According to a draft report issued by the International Monetary Fund (IMF), Greece’s government debt could soar to 275% of its gross domestic product (GDP) by 2060, at which time its financing needs will be a massive 62% of GDP, although these figures are disputed by the Greek government's own estimates. Greece believes debt at present is a mere 180% of GDP.
The IMF reports that Greece’s debt and financing needs will be ‘explosive’ in the coming decades unless they can renegotiate the bailout programme with the EU to lighten the load. Of course the EU also does not see such a dire outlook for Greece’s debt, believing that it is far ‘more benign’ with its forecasts being based on ‘significantly more optimistic assumptions’ the IMF notes. A spokesman for the European Stability Mechanism, an EU agency that’s dealing with the Greek bailout believes there is no reason to be unduly concerned. After reiterating that the EU has made clear commitments to support Greece he said ‘We see no reason for an alarmist assessment of Greece’s debt situation’.
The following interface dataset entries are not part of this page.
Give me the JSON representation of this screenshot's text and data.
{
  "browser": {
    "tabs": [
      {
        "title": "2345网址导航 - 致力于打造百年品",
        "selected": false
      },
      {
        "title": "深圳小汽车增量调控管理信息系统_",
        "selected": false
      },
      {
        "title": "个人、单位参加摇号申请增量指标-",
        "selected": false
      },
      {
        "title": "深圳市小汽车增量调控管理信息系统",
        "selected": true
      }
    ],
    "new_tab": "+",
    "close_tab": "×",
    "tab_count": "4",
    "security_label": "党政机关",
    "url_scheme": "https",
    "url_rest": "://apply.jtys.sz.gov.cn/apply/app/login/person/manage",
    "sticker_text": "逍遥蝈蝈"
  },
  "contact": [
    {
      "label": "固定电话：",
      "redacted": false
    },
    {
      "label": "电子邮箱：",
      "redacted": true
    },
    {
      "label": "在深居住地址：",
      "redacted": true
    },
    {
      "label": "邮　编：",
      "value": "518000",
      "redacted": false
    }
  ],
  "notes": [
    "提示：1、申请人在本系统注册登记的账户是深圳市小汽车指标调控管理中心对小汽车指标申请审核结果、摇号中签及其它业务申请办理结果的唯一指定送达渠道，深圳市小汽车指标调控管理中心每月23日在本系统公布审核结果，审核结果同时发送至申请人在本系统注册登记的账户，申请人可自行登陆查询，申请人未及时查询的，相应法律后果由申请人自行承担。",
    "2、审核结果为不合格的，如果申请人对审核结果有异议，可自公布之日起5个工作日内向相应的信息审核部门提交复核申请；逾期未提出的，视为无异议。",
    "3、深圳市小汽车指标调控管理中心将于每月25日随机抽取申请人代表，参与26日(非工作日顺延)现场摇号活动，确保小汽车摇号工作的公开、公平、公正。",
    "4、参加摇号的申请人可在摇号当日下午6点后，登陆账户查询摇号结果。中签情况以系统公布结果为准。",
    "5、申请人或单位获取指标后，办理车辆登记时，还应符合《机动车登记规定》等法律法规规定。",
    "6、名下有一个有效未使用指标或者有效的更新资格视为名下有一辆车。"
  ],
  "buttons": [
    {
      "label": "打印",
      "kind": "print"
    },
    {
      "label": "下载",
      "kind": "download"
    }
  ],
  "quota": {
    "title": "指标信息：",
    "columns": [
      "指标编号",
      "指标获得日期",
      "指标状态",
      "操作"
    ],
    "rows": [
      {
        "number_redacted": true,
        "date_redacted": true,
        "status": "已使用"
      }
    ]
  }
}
The IMF does propose ways to ease the burden on Greece. Although its recommendations are not new, it still believes the Greece’s creditors should accept substantial restructuring of existing loans by extending grace periods and maturity dates, as well as further deferring interest payments and locking in interest rates. In the past the IMF has also condemned Greece for its failure to tackle its huge tax evasion problem and make every effort to broaden its tax base. The IMF believes that in Greece, the benefits of tax evasion are comparatively high and the costs are relatively low. For example, according to the IMF ‘While penalties stipulated in the law are generally high in Greece, the probability is very low that these penalties will be fully applied and enforced. For instance, when an audit order has already been sent out, one can still apply for an amnesty on audits. In addition, if an audit detects undeclared liability, the local tax office manager may reduce the penalties for non-compliance (about 100 percent of the tax liability) and the interest for late payment (standard rate per month of 1 percent, not compounded) by up to 80 percent. If the taxpayer settles the final liability immediately, the taxpayer receives a 5 percent cash rebate on the total amount paid and faces little risk of prosecution’.
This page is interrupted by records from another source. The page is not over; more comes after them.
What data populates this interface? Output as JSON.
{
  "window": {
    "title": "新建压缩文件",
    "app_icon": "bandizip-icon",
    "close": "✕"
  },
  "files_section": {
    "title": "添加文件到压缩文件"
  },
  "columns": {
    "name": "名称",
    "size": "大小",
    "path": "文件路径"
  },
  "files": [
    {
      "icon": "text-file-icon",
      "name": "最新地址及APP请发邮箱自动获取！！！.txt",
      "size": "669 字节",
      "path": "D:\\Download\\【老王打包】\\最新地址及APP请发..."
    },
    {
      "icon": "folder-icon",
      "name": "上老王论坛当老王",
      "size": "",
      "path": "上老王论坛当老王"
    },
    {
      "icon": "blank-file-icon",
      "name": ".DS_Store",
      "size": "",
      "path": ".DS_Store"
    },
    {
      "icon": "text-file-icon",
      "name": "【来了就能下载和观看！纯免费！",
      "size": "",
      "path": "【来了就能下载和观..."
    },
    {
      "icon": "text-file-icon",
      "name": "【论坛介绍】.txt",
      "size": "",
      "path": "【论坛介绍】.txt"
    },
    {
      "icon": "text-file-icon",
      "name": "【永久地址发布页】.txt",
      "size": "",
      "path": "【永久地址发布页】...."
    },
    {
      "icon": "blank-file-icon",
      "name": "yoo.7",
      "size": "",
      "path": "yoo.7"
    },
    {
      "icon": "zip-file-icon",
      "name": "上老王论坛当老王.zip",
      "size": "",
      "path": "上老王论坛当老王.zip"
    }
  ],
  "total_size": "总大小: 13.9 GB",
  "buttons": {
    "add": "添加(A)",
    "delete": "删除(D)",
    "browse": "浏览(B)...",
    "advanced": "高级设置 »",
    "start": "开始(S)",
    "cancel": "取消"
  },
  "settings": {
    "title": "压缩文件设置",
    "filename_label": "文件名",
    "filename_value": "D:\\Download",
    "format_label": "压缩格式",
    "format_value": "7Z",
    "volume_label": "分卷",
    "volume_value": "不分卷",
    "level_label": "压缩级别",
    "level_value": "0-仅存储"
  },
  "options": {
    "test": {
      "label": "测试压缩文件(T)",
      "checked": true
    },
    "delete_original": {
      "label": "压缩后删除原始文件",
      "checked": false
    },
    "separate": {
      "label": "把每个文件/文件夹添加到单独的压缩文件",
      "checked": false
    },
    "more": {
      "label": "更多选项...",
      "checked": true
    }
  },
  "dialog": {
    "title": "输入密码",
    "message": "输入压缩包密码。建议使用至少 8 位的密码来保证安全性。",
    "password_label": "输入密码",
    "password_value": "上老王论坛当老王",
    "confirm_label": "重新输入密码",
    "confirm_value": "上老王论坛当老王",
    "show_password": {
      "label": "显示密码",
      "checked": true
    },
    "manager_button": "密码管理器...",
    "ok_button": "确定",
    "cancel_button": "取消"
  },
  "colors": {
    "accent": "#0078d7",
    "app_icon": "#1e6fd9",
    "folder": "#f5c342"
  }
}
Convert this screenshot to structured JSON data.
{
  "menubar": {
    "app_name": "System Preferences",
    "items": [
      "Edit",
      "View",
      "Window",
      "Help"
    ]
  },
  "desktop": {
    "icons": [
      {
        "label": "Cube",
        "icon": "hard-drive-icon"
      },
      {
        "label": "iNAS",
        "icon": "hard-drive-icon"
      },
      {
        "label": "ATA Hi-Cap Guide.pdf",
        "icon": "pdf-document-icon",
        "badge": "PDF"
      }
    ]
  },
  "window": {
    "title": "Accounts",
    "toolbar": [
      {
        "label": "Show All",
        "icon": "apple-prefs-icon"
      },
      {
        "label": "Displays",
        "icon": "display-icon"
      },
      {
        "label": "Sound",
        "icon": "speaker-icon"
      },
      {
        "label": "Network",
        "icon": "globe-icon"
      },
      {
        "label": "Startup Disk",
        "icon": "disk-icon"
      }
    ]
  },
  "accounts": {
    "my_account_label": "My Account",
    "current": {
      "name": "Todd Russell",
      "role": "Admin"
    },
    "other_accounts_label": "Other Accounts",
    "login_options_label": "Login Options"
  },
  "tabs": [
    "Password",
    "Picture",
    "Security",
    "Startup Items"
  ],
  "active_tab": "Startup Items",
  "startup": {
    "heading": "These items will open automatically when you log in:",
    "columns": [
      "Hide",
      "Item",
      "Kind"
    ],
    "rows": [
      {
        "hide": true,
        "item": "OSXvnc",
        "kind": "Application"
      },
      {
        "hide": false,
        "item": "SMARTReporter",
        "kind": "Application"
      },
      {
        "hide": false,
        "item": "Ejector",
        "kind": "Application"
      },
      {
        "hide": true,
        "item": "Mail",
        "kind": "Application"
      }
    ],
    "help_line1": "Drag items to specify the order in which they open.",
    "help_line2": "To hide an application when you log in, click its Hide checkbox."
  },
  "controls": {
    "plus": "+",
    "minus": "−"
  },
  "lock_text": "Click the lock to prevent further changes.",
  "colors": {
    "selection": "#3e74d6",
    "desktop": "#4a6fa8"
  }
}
We at Stratton Street have written many a time the reasons why we do not, and have never invested in countries like Greece; mainly due to the fact that we do not see it as a ‘wealthy nation’; with massive net foreign liabilities of ~150% of GDP and rated only 1 star on our Stratton Street Net Foreign Asset (NFA) scoring system, well below our cut off point of minus 50%. We see nothing at the present time, or indeed in the future which could change our views on the country.